Apple Goes to Court, and F.B.I. Presses Congress to Settle iPhone Privacy Fight In a court filing, Apple said the order had broad implications that would "inflict significant harm - to civil liberties, society and national security."
Chinese police stand guard ahead of a meeting of finance ministers and central bank governors on Thursday in Shanghai. China is struggling with heavy debts, a slowdown in manufacturing, stagnant exports and a flood of money leaving its borders.
Global Finance Leaders Meet as Economic Skies Darken Government and central bank officials are gathering in Shanghai with few easy answers to sluggishness in Europe, China and Japan.
China's central bank governor, Zhou Xiaochuan, center, and the first deputy governor, Yi Gang, left, spoke to reporters at the start of the Group of 20 finance ministers meeting.
In Rare Appearance, China's Central Bank Chief Says All Is Well At a news conference at the start of a G-20 meeting, Zhou Xiaochuan dismissed concerns about erosion of China's foreign currency reserves.
Herbalife Says It Is In Talks with F.T.C. The Federal Trade Commission opened an inquiry into Herbalife after allegations by the hedge fund manager William A. Ackman that it had a fraudulent business model that he compared to a pyramid scheme.
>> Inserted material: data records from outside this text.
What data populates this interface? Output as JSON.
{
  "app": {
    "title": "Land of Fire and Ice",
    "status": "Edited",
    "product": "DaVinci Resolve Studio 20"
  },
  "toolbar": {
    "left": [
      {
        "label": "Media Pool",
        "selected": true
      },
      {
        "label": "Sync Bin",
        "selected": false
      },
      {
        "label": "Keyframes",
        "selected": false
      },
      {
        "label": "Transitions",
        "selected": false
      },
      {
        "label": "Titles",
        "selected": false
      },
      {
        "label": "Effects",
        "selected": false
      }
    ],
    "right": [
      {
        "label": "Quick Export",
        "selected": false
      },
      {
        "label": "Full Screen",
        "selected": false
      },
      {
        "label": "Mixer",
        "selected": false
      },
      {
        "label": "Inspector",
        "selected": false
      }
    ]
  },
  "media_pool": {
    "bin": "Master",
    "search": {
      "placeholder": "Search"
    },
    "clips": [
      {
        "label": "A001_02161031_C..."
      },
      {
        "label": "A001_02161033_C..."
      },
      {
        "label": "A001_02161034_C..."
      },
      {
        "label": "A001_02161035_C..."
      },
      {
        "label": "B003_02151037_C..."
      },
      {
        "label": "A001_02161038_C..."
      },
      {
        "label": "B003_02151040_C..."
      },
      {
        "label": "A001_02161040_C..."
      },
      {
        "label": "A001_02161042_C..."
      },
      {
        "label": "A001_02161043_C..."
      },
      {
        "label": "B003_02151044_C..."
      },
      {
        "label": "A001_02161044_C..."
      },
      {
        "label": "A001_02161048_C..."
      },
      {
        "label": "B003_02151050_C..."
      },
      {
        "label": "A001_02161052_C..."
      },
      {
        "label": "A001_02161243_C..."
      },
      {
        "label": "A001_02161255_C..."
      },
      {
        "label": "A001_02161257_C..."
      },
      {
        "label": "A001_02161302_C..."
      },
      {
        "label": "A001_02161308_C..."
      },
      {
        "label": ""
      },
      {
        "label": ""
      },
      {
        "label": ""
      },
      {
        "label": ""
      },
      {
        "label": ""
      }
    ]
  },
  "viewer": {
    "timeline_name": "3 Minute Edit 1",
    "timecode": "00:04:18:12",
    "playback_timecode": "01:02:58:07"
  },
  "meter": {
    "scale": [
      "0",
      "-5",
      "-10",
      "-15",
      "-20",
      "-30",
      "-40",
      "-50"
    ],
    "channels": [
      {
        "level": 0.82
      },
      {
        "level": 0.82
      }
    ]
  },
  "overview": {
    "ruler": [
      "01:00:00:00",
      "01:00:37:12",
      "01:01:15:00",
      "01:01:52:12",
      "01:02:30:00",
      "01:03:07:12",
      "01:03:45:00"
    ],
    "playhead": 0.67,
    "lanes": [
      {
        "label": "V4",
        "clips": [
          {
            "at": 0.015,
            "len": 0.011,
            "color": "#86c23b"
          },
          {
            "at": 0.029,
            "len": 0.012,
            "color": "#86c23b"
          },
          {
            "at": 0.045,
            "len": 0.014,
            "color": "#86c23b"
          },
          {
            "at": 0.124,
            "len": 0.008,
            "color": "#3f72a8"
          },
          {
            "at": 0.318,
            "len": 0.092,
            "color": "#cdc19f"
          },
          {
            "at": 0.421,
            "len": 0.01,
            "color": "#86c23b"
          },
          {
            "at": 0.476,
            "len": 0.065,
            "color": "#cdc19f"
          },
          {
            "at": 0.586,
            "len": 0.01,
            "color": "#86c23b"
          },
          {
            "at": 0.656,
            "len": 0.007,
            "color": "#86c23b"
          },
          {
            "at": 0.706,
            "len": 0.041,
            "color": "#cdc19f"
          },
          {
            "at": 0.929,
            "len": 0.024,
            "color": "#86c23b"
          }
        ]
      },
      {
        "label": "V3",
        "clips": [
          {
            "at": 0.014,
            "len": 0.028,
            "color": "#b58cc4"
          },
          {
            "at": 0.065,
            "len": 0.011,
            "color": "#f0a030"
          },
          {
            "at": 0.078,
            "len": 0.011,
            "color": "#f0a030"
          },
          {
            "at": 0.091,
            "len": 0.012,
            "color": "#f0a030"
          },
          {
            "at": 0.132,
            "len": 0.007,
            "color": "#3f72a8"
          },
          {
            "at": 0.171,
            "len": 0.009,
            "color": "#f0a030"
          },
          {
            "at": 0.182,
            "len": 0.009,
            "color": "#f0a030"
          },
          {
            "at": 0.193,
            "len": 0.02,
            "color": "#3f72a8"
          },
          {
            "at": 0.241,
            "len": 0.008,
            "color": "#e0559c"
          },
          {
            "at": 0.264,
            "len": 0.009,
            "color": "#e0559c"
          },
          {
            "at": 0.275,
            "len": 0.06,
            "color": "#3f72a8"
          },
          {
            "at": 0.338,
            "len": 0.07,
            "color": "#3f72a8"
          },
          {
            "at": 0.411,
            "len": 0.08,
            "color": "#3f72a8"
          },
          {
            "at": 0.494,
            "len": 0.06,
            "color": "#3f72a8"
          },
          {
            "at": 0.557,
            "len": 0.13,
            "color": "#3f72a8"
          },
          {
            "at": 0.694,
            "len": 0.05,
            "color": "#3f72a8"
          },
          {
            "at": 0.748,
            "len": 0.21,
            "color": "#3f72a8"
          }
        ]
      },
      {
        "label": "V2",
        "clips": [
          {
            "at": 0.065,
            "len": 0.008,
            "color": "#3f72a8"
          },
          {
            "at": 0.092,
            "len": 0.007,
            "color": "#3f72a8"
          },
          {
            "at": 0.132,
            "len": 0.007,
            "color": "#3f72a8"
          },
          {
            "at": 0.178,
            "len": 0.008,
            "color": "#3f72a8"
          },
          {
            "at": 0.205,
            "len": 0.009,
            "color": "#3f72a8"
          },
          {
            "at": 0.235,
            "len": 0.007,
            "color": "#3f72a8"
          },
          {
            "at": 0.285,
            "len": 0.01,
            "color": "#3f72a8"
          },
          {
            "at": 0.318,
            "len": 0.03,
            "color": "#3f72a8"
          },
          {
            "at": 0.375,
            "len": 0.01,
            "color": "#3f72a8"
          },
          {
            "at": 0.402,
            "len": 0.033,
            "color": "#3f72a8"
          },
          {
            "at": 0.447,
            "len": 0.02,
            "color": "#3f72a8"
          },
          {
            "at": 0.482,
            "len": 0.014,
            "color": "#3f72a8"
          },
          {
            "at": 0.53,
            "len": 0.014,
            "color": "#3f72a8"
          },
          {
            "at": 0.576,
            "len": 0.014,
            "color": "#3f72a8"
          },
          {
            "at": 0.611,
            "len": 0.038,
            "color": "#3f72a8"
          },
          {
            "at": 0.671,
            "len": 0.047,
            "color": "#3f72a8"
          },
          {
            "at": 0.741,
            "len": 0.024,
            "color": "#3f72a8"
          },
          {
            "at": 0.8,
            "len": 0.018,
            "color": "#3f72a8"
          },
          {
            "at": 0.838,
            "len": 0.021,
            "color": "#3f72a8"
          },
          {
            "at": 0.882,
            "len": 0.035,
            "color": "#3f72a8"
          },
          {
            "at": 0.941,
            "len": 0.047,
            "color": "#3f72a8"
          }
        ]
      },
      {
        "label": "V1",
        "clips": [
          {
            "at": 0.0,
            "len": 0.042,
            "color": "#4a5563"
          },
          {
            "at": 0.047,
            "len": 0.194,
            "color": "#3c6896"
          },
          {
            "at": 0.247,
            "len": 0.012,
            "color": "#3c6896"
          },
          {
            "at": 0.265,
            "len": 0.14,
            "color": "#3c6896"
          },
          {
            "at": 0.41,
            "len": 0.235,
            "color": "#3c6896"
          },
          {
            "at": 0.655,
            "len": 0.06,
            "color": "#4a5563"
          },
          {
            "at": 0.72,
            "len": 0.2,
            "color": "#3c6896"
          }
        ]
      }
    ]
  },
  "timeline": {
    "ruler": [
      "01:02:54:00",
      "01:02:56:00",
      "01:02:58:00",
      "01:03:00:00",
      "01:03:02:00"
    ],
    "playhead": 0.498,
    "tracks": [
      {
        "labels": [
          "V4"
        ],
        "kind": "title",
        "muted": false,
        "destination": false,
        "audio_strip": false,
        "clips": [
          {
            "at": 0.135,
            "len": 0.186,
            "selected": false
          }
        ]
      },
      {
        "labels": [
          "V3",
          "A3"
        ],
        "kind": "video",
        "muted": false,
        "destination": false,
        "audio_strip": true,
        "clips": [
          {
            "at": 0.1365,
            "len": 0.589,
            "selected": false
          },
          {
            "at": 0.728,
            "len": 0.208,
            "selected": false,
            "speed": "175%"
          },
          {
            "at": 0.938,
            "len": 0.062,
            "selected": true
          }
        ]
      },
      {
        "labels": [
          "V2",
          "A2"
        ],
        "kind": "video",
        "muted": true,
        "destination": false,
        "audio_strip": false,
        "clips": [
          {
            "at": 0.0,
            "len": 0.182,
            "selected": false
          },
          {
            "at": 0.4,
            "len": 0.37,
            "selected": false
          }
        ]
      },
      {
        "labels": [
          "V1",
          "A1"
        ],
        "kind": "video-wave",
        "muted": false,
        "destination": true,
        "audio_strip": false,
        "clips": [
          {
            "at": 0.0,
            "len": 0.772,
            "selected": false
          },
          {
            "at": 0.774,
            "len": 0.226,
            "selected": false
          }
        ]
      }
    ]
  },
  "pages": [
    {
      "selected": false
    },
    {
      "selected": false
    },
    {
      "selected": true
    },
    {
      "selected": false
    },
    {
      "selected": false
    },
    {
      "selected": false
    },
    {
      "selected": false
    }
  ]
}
U.S. Stock Market Future Indications - February 26, 2016, by MarketWatch: Dow Futures Rise More Than 100 Points, Set Bump Up Weekly Gain.
Victor Reklaitis
U.S. stock futures signaled a step up at the open Friday, on track to add to a sizable weekly gain, as bullish investors seized on stocks regaining a key chart level.

The Guardian | Business | Banking | Chinese Economy - February 26, 2016: Chinese Central Bank Chief Hints at More Stimulus for Slowin Economy.

Martin Farrer
The head of China’s central bank has dropped a strong hint that Beijing is preparing to launch another round of stimulus as he sought to reassure the financial markets about the country’s flagging economy.

The Guardian | UK | Media Briefing - February 26, 2016: Today's Media Stories From the Papers.

Top story on MediaGuardian

Asian Markets at Close Report on February 26, 2016: China Stocks Jump 1% a Day After Tumble
Chao Deng 
Markets in Asia closed mostly higher Friday, with Chinese shares ultimately edging up after a choppy trading session, recovering from the previous day’s tumble.